Under 10 games to go and the NBA kicks into overdrive for the playoffs. The New Jersey Nets have started early, riding a twelve game winning streak led by their speedy three, Jason Kidd, Richard Jefferson and Vince Carter. Wins over the Heat, Suns, Pistons, Mavericks and Lakers-all playoff teams including several division leaders-during their current streak have crossed the Nets into the threshold of elite teams. The group of elite teams, however, is small.
The NBA is short on competition. Only three teams per conference are title contenders in the field of 16. The Pistons, Heat and Nets run the East Conference.
Cleveland, who boasts an almost identical record to New Jersey lacks the offensive fire power without Larry Hughes to help LeBron James, despite their successful record in March (10-4). Also, nobody knows how LeBron will respond to the playoffs.

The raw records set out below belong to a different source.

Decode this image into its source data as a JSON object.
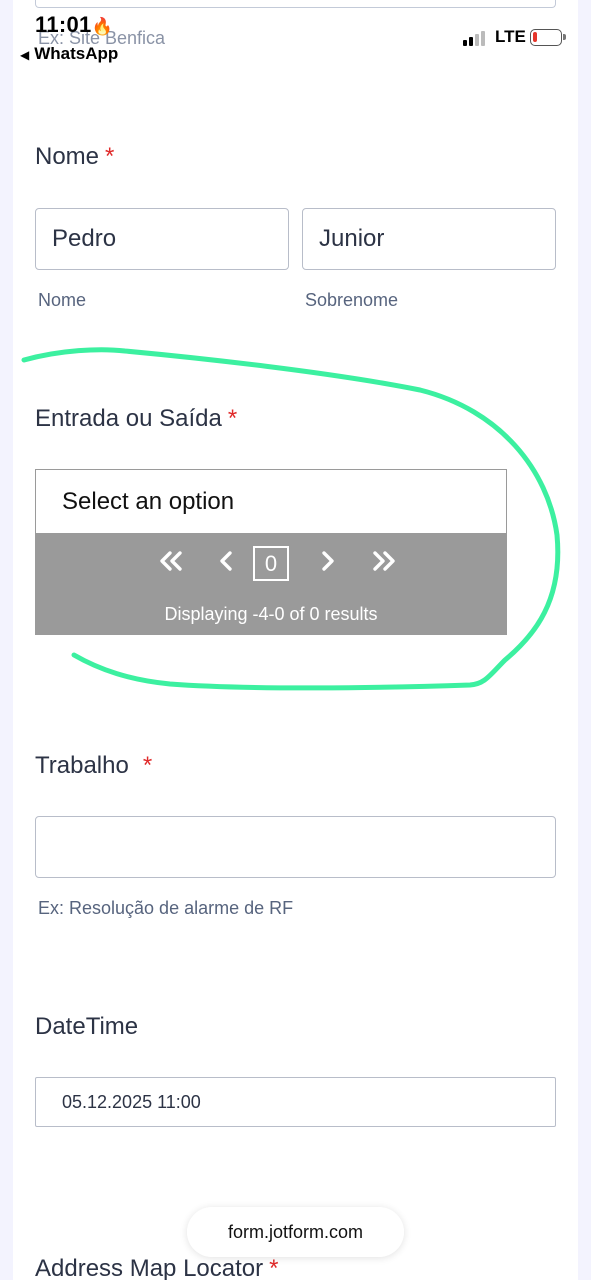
{
  "status_bar": {
    "time": "11:01",
    "back_app": "WhatsApp",
    "network": "LTE"
  },
  "form": {
    "prev_hint": "Ex: Site Benfica",
    "name_field": {
      "label": "Nome",
      "required_mark": "*",
      "first_value": "Pedro",
      "last_value": "Junior",
      "first_sublabel": "Nome",
      "last_sublabel": "Sobrenome"
    },
    "entry_exit": {
      "label": "Entrada ou Saída",
      "required_mark": "*",
      "select_placeholder": "Select an option",
      "pager": {
        "first_icon": "double-chevron-left-icon",
        "prev_icon": "chevron-left-icon",
        "page_number": "0",
        "next_icon": "chevron-right-icon",
        "last_icon": "double-chevron-right-icon",
        "info": "Displaying -4-0 of 0 results"
      }
    },
    "work": {
      "label": "Trabalho",
      "required_mark": "*",
      "value": "",
      "hint": "Ex: Resolução de alarme de RF"
    },
    "datetime": {
      "label": "DateTime",
      "value": "05.12.2025 11:00"
    },
    "address": {
      "label": "Address Map Locator",
      "required_mark": "*"
    }
  },
  "browser": {
    "url": "form.jotform.com"
  },
  "colors": {
    "annotation": "#3cf0a0",
    "required": "#e02a2a",
    "pager_bg": "#9a9a9a"
  }
}
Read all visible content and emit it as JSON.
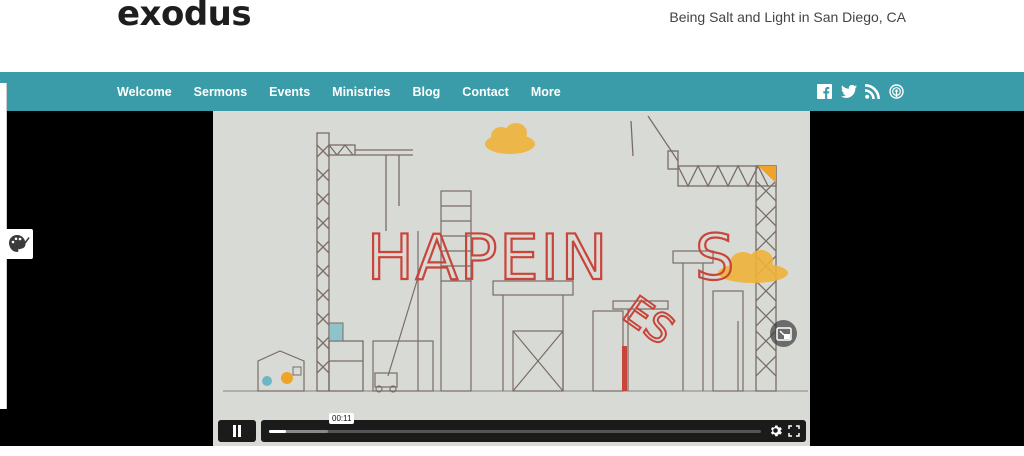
{
  "header": {
    "logo": "exodus",
    "tagline": "Being Salt and Light in San Diego, CA"
  },
  "nav": {
    "items": [
      {
        "label": "Welcome"
      },
      {
        "label": "Sermons"
      },
      {
        "label": "Events"
      },
      {
        "label": "Ministries"
      },
      {
        "label": "Blog"
      },
      {
        "label": "Contact"
      },
      {
        "label": "More"
      }
    ],
    "social_icons": [
      "facebook-icon",
      "twitter-icon",
      "rss-icon",
      "podcast-icon"
    ]
  },
  "video": {
    "artwork_text": "HAPEIN",
    "artwork_text2": "S",
    "artwork_text3": "ES",
    "current_time": "00:11",
    "progress_fraction": 0.034,
    "buffered_fraction": 0.12
  },
  "colors": {
    "nav_bg": "#3a9ca8",
    "letters": "#c9443a",
    "cloud": "#f0b23a"
  }
}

New Jersey’s run-n-gun with Kidd, Jefferson, and Carter looks good on the surface, but center Nenad Kristic will be an ineffective big man when he has to battle Miami’s Shaquille O’Neal, as well as Ben and Rasheed Wallace of Detroit.
Size matters in the slow down, grind-it-out halfcourt style play of the playoffs. Just ask Sacramento from 2000-2003.
In the West, the same three contenders from last year reign supreme. The San Antonio Spurs survived Dallas’ early season burst to grind into the first slot in the Southwest Division. Phoenix, six games behind Dallas, is hoping Amare Stoudemire’s return after an almost season-long ankle injury hasn’t been re-aggravated. Though, their defense anchored by Boris Diaw and Shawn Marion should get a win or two versus San Antonio in the Western Conference Finals.
Barring upsets, which require divine intervention in a seven game series, San Antonio, with the league’s second-best record, will meet Dallas, the league’s third-best record in the second round because Dallas is a four seed. Therefore, the two best teams in the Western Conference will play in the second round, not the conference finals as it should be. Dallas Mavericks Coach Avery Johnson, “The Little General,” will be seeing the Spurs’ Tim Duncan, Manu Ginobili and Tony Parker much sooner than deserved.
The seven-game format of the NBA playoffs means no George Mason’s, and midnight will come for the Cinderellas in the semifinals at the latest. Eight seeds don’t beat the top seeds in the NBA; the 1993 Denver Nuggets are the only team to accomplish this feat, and that was with a five-game first round format. An NBA playoff series is too long. They just don’t have the startling intensity of the NCAA Tournament. It’s hard for a less talented team to win four games. The best team almost always wins a best of seven series.
The NBA’s insistence on seeding the top three conference spots based on division leaders guarantees the two best teams in the West will meet before the final round.
The three round playoff format is anti-climactic because upsets don’t happen and the second round is pre-determined.
The top four seeds in each conference will see the second round. And only six of the sixteen teams allowed into the playoffs are even serious contenders.
The NBA shouldn’t care if each division is represented because it’s the teams’ job to earn their way into the playoffs. If it had a three-game first round, the NBA might see the competitive intensity of the NCAA Tournament. Maybe then Kobe might see the light of the second round, and the NBA can focus less on the clothes players wear and more on having competitively interesting playoffs.